Earlier this month, a Politico headline reported a "White House showdown on Paris deal set for next week," to resolve "simmering tensions" regarding "a major point of dispute between the moderate and nationalist wings of the White House." That planned April 18 meeting was subsequently postponed indefinitely due to top official "scheduling conflicts." Reuters reported a White House official saying that Trump aides will later "discuss the options, with the goal of providing a recommendation to the President about the path forward." Contentions surrounding various options revolve around three primary issues: Whether the U.S. should opt out of the Obama administration’s [...]
Entrepreneurship has been the backbone of the United States economy since its inception. The good news is that Americans are still entrepreneurial and willing to take risks in search of greater rewards both financially and personally. But the U.S. must ensure that its laws and regulations do not stifle innovation and entrepreneurship.
The Trump Administration has an opportunity to reverse overreach by the EPA and other federal agencies -- but Congress and even the Courts have a role to play, according to CFACT policy advisor Larry Bell. Indeed. even the simplest actions by the Pruitt-led EPA or the Trump Administation in general will likely be challenged in federal courts by those with vested interests in the status quo.
Interior Secretary Ryan Zinke's designation of the the rusty patched bumblebee as endangered has already set in motion a rash of legal actions to block individual projects and stop all development in large swaths of land.
CAFCT policy analyst Larry Bell reports that the Trump Administration is taking serious aim at waste, fake science, and mission creep at the nation's executive branch bureaucracies -- notably the EPA, NASA, NOAA, and the Department of Energy. Politicized climate "research" is being defunded, and the President wants to return NASA to its primary focus on space exploration. There will no longer be wasteful outright grants and unsecured loans to green energy comanies.
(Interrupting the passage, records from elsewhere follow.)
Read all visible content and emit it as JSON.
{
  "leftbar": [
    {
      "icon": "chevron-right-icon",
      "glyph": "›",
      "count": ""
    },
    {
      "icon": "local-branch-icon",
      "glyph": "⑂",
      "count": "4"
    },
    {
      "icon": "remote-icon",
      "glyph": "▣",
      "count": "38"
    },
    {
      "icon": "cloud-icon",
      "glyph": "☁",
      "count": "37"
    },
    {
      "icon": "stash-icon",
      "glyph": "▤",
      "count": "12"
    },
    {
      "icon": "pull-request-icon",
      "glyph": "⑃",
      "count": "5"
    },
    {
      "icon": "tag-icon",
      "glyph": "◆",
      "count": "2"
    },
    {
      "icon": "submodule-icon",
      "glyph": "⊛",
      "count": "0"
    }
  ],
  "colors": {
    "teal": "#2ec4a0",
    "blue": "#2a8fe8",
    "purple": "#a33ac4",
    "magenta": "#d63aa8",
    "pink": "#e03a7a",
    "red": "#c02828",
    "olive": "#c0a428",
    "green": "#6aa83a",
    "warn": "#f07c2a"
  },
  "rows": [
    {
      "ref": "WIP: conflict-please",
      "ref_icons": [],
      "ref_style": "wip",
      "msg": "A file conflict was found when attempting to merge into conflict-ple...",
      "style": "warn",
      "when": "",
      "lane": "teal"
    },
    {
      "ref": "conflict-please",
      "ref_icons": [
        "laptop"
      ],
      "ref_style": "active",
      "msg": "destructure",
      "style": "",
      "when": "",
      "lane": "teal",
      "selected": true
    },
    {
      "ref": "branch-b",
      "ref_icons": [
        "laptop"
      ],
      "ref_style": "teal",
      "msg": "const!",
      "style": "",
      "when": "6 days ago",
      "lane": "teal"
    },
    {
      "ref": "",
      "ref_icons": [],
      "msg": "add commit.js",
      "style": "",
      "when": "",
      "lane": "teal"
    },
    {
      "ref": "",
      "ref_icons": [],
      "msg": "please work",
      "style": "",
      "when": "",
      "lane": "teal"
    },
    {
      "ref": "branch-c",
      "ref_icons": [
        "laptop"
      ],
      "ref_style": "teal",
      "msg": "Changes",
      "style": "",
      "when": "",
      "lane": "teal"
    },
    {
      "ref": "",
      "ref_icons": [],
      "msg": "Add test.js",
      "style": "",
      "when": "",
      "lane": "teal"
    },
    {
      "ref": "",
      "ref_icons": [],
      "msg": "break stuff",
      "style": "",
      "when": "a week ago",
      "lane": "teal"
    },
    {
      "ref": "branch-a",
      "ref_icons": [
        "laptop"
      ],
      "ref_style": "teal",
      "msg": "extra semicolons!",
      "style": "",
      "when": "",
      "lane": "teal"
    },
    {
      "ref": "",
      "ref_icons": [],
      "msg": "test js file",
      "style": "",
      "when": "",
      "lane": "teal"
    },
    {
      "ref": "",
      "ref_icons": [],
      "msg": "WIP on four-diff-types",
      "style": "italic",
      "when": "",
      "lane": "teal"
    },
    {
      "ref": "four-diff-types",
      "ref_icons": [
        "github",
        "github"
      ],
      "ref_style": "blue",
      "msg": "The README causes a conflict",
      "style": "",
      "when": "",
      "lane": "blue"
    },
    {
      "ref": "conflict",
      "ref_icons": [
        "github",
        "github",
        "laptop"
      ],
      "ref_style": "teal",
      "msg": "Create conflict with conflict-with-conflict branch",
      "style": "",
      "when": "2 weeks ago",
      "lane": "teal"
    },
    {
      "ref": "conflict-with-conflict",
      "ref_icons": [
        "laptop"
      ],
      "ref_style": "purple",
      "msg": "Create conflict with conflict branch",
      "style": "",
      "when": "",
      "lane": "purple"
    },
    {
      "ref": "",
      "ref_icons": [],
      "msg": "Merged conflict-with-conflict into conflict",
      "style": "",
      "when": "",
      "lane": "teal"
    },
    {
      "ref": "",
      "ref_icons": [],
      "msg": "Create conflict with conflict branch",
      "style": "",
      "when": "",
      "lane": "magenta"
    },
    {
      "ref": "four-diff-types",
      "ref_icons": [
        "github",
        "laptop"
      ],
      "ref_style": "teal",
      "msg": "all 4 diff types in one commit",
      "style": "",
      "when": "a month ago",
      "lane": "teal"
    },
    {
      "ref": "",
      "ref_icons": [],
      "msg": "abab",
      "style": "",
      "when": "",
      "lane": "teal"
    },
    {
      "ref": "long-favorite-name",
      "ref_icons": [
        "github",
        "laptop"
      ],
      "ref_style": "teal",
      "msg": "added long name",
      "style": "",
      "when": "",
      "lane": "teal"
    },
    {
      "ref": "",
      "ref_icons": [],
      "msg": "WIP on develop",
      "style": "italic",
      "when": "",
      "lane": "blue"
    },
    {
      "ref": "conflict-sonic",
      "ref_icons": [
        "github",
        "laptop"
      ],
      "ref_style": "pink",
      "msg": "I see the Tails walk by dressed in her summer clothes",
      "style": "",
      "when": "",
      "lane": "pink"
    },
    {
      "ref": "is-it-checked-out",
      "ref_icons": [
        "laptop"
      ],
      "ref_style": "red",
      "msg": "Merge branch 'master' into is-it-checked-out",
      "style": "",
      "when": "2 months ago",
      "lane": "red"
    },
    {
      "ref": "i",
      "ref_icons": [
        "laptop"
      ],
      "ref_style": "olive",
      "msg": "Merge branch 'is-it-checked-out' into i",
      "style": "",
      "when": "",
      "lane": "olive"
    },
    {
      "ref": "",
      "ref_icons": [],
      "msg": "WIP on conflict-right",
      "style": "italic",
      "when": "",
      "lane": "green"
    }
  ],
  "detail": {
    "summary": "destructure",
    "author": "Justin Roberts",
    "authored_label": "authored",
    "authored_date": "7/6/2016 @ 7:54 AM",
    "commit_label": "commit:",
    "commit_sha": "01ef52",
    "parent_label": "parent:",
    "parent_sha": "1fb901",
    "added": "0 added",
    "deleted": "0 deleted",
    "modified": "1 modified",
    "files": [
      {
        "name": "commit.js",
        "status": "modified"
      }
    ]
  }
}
By Paul Driessen and Roger Bezdek “If you could pick just one thing to reduce poverty, by far you would pick energy,” Bill Gates has said. “Access to energy is absolutely fundamental in the struggle against poverty,” World Bank VP Rachel Kyte, and Nobel Prize Laureate Dr. Amartya Sen agree. The UN Development Program also calls energy “central to poverty reduction.” And International Energy Agency Executive Director Dr. Fatih Birol notes that “coal is raising living standards and lifting hundreds of millions of people out of poverty.” In fact, all fossil fuels are doing so. Indeed, fossil fuels created the modern world [...]
Greg Walcher, a former secretary of the Colorado Department of Natural Resources, argues that forests provide the world’s greatest resource for cleaning CO2 out of the atmosphere. Rotting and fires themselves emit greenhouse gases, but atmospheric CO2 makes all plants grow faster and better and with improved tolerance to drought. Thus, it is vital that the U.S. must reverse policies that oppose logging, tree thinning, and other management necessary for healthy forests.